Indian Springs students recognized on national scale

INDIAN SPRINGS VILLAGE – Three Indian Springs School students are among 89 high school students in Alabama selected as U.S. Presidential Scholar candidates, a distinction reserved for the brightest students in the nation.

Indian Springs seniors Joon Soo Sea, Davis Tyler-Dudley and Emma Turner are in the running to be named a U.S. Presidential Scholar. All high school seniors in the U.S. who took either the ACT or the SAT are automatically considered for participation in the U.S. Presidential Scholar Program. The U.S. Department of Education then selects examinees in each state to be candidates.

Students chosen as a U.S. Presidential Scholar will receive an expense-paid trip to Washington, D. C. in June and are presented with the U.S. Presidential Scholars medallion at a ceremony sponsored by the White House.

Sea, who was born in the South Korean city of Gyeongsan and now lives in Indian Springs Village, received a 2400 subscore on the SAT. He has applied to Ivy League schools with hopes of studying economics and business management.

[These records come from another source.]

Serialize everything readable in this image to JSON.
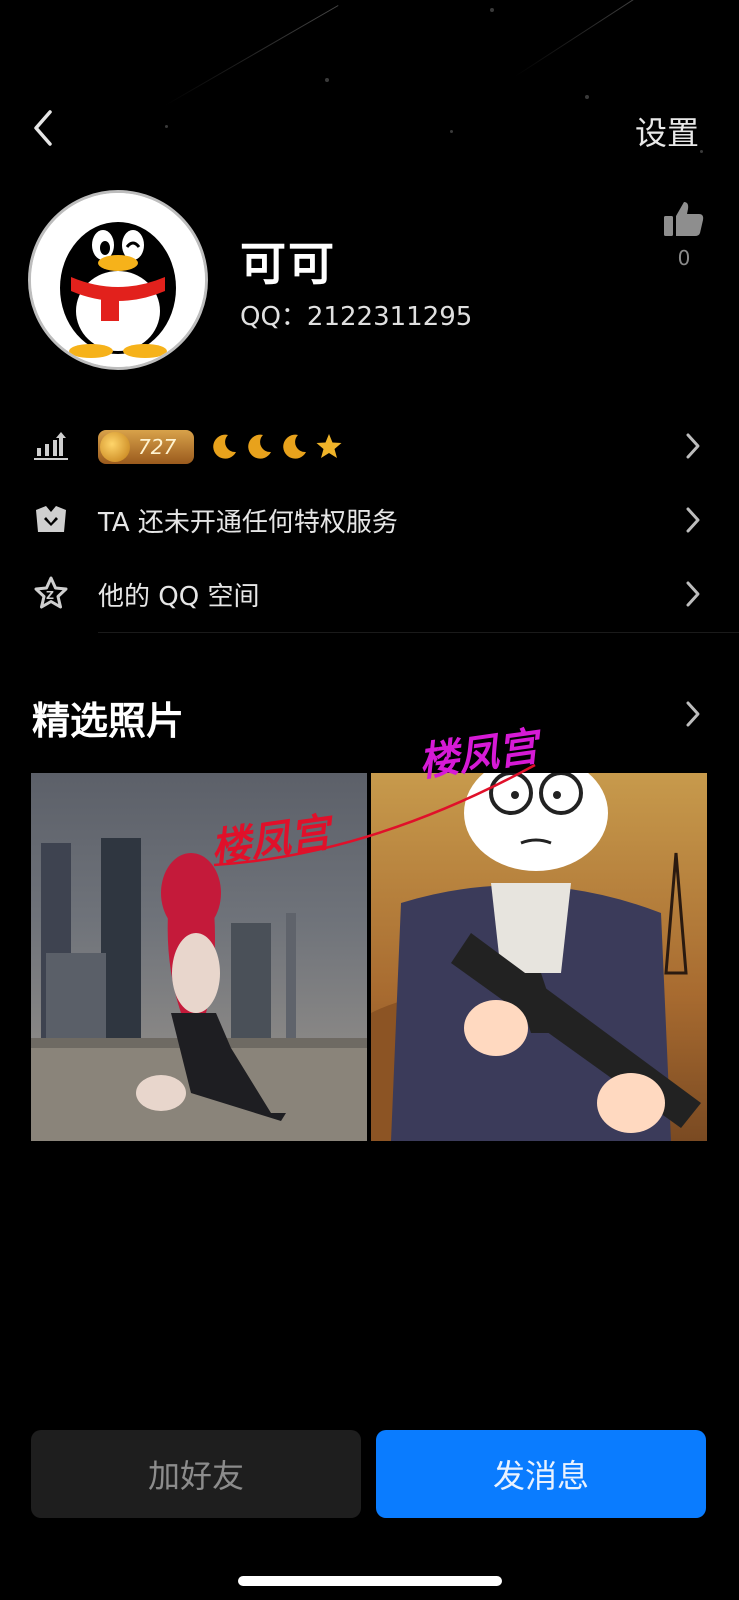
{
  "header": {
    "settings_label": "设置",
    "back_icon": "chevron-left-icon"
  },
  "profile": {
    "nickname": "可可",
    "qq_label": "QQ：2122311295",
    "like_count": "0",
    "avatar_icon": "qq-penguin-avatar"
  },
  "rows": {
    "level": {
      "value": "727",
      "icons": [
        "moon-icon",
        "moon-icon",
        "moon-icon",
        "star-icon"
      ]
    },
    "privilege": {
      "label": "TA 还未开通任何特权服务"
    },
    "qzone": {
      "label": "他的 QQ 空间"
    }
  },
  "photos": {
    "title": "精选照片",
    "watermark": "楼凤宫"
  },
  "actions": {
    "add_friend": "加好友",
    "send_message": "发消息"
  },
  "colors": {
    "accent_blue": "#0a7cff",
    "watermark_red": "#e0102a",
    "watermark_magenta": "#d61ad6"
  }
}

Davis Tyler-Dudley, a resident of Indian Springs Village, scored a perfect 36 on the ACT. Although he hasn’t decided what university he will attend in the fall, Harvard and Princeton universities are the top two contenders.

Emma Turner, a Birmingham resident, scored a 35 on the ACT. She has already been accepted early at Georgetown University and Boston College, however she is still waiting to hear back from Wellesley College, Barnard College, Tufts University, Yale University, Emory University and Dartmouth College.

Sea said finishing his high school career at Indian Springs, a place that he said has embraced him for who he is as a person, is a “definite milestone” in life itself.

“In the span of 10 to 15 years, I envision myself to be successful in both entrepreneurial and humanitarian fields of business,” Sea said. “Receiving a distinction of such stature is like a cherry on top, it makes the moment that much more memorable than it already is.”

Sea said individual recognition for personal achievements, especially on a national scale, are uncommon in South Korea. He said his family’s online chat room “started flooding with compliments and emojis” when they heard the news.

Dudley said he’s leaning in the direction of studying something in the realm of international relations or international business and see’s it as possible future career path. Dudley said an added bonus is that those career paths give him “an excuse to keep up my hobby of learning foreign languages.”

“It feels nice to receive this sort of widespread recognition for my achievements,” Dudley said. “I don’t feel any need to prove myself, but opportunities like this serve to remind me that I need to continue to excel in any way that I can so that I can make an impact on the world around me.”

Turner said she feels honored to be recognized on a national stage.

“I was so surprised when I received the letter,” she said. “I am dyslexic and struggled during elementary and middle school, so it really means a lot to be recognized for this academic achievement.”

She wants to major in political science and economics.

“I’m planning to work in D.C. for a couple of years and then return to Alabama to work in politics – maybe run for office,” she said.

Each year, up to 161 students are named as U.S. Presidential Scholars, one of the nation’s highest honors for high school students.